By Beth Wond, Commercial Director at Aigua Media, a publishing company which look after a group of 11 blogs including Catwalk Queen, Shoewawa, OSOYOU and OSOGLAM.
Working in online media, Wond has breadth of experience in dealing with Social Media, and seeing the effects of effective campaigning. Here she gives her thoughts on the basics of how to implement social media campaigning and the benefits that a well planned and well implicated social media campaign can have:
Generating leads with social media
The great benefit of social media is that it’s easy to see how much direct traffic is being sent to your site and it also provides a great tool with which to build brand equity and repeat business. Integrating your site with Facebook Connect for easy login’s and “like” buttons for products is great way to engage new potential purchasers.
Offers and promotions that work offline are just as likely to work within a social media environment but you can do it with a twist. Making offers more instant and time sensitive can be enticing and easily executed. However do ensure you’re transparent and genuine as anything that comes across too “salesy” will drive a community to despair, they’ll switch off instantly.

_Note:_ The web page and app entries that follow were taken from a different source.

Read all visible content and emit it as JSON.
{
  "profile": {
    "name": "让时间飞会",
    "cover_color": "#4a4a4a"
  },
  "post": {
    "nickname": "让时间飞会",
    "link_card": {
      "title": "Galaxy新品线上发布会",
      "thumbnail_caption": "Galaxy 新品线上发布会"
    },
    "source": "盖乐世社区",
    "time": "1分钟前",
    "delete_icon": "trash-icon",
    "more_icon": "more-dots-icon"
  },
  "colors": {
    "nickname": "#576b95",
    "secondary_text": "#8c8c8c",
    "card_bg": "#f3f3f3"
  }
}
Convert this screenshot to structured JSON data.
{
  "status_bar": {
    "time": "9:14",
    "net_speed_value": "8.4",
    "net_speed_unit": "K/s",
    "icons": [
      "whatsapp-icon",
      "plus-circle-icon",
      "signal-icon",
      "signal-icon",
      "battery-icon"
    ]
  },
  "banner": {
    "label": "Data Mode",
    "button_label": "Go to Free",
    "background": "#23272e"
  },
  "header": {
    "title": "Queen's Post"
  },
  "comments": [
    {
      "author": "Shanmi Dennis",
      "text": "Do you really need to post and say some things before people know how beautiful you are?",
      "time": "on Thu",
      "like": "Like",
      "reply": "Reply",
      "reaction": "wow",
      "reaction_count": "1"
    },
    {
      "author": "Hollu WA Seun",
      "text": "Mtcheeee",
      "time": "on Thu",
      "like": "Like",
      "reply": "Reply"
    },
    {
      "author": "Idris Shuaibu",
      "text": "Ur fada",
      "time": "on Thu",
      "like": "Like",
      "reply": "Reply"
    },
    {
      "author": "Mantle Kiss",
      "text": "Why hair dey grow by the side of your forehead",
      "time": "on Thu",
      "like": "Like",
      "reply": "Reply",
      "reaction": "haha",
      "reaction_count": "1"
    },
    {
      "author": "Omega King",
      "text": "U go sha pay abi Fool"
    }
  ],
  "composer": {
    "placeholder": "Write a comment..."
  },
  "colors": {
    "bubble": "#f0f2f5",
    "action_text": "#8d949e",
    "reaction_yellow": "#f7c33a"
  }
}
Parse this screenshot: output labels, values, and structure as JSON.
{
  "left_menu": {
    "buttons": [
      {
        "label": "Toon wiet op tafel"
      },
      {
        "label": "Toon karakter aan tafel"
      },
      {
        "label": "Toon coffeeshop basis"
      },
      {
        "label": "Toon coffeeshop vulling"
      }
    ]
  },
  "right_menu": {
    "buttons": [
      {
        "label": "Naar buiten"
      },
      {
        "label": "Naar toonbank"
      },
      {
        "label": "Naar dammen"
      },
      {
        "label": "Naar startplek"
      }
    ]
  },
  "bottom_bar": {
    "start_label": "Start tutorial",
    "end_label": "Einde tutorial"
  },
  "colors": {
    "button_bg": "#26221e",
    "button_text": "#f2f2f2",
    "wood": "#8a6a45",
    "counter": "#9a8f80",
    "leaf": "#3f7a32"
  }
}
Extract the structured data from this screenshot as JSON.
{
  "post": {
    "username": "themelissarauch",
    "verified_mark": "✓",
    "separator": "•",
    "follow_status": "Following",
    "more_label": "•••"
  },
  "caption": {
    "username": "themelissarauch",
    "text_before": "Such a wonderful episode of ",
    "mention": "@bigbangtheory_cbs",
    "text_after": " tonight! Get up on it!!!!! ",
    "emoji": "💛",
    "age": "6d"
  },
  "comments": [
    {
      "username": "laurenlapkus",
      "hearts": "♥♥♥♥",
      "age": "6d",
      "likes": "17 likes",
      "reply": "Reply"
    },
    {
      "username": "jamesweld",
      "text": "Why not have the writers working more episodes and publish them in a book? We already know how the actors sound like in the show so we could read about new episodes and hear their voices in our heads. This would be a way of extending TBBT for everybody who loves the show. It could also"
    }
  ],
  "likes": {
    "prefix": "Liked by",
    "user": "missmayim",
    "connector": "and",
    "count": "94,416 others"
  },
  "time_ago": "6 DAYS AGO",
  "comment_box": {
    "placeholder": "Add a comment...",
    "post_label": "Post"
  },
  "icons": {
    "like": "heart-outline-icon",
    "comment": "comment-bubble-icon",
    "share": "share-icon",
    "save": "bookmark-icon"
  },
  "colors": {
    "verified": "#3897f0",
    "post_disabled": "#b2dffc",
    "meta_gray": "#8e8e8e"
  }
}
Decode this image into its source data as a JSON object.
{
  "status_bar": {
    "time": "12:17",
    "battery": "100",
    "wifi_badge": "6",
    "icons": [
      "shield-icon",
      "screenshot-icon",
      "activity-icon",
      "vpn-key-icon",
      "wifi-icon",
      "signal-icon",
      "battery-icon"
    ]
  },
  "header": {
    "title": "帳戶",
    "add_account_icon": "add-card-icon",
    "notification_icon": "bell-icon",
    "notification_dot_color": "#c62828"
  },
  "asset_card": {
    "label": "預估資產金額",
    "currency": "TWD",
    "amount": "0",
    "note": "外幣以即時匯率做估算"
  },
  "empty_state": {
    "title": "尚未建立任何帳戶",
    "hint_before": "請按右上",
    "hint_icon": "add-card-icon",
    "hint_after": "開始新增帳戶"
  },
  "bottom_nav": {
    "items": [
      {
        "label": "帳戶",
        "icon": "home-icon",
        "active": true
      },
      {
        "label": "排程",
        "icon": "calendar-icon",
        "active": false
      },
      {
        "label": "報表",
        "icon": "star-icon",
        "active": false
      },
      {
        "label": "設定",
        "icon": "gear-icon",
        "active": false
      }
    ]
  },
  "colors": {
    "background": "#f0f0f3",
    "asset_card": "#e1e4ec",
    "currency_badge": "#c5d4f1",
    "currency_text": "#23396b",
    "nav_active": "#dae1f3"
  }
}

Monitoring the conversations people are having on your products, brands or services using tools such as Google Alerts, Facebook and downloads such as TweetDeck and HootSuite is also always important as it gives instant insight into what’s being said about you. Managing your social media channels is then one way of creating a very positive brand image; responding quickly in a helpful and polite manner to any customer enquiry promotes the perception of your brand as aware and caring – the last thing that you want is customer’s comments and questions being left unanswered because nobody has been paying attention to the social media channels for a few days.
How to spot bad a SEO service/consultant
I always check how well the company or SEO consultancy actually appears in search. It’s amazing how many agencies profess to be experts in the field yet don’t actually keep their own sites in order with current best practices.
Social media fixes
Social Media needs to be integral in every campaign and not a separate extension. According to e-consultancies Social Media & Online PR report (2010), 40% of companies say they “have experimented with social media but not done anything with it”. There is no point setting up a Facebook Fan Page simply because everyone else has one. If you really want social media to work for you and create engaging and active leads, you must spend time and resources managing it.
However, social media management need not be placed solely in the realm of a third party agency or new department. Ideally this would be an area of responsibility for your existing teams, be it sales, marketing, press or customer services. A good approach could be to bring an experienced social media strategist in to assess areas of opportunity within your company and train the existing personnel.
Many companies still consider Twitter as a low priority and therefore it may not be suitably placed within company policies, procedures or boundaries; – for some budget managers, the Twitter phenomenon may not be something they currently understand! Lack of appropriate procedures can lead to a cross-over between work and personal accounts and grey areas between whether communication stems from the user or the company. This can lead to personal comments that do necessarily fit the company objectives.
Social media engagement on platforms such as Twitter can become very personal, and the placement and management of a suitable brand representative is a vital part of any social media strategy; be aware if procedures are not in place when a known social media representative leaves the company, followers which have been carefully built up and maintained over time may leave with them. A recent example of the importance of managing the tie in between company representation and personal social media, and how not to do it can be seen with the recent movement of Laura Kuenssberg from as her role as BBC’s Chief Political Correspondent to Business Editor at ITV. As a BBC correspondent her profile had approximately 59,000 followers, with her movement these followers will ‘fall of the radar’ for the BBC, although they might be following other BBC profiles. Take a look at this blog for more insight – http://wallblog.co.uk/2011/07/25/how-the-bbc-lost-60000-twitter-followers/
How much time should you spend on social media?
Many companies consider social media to be a free tool and often leave it to be maintained by interns or less experienced employees. It can be perceived to be something a company needs to do to simply because everyone else is. However social media only really offers an effective platform or tool when a lot of time and investment is given to establishing, fully engaging and then maintaining your community. Your social media campaigns will only ever be as good as the people and amount of time you allocate to them.
If managed properly they can provide excellent interest in your product or services and important feedback on your company. In turn this can save a lot of money in the long run on customer acquisition, focus group studies and even product development.
Because of the specific nature of social media there is no right answer to the question ‘how long should I commit to social media?’ Brands need to be aware of the social media arena and the discussions that it is appropriate and important for them to engage in, and plan their strategies accordingly. Trying to commit to a social media strategy without being aware of the forum within which the discussions take place is like trying to plan a journey route without a map.
About The Author
Aigua Media Group is a network of the UKs top fashion blogs and retail sites including sites such as CATWALK QUEEN, SHOEWAWA, THE BAG LADY, OSOYOU and OSOGLAM.
For more information regarding Aigua Media please contact Heather Swaine – Tel: 020 7467 9405 Email: firstname.lastname@example.org or James McNicholas – Tel: 020 7467 9417 Email: email@example.com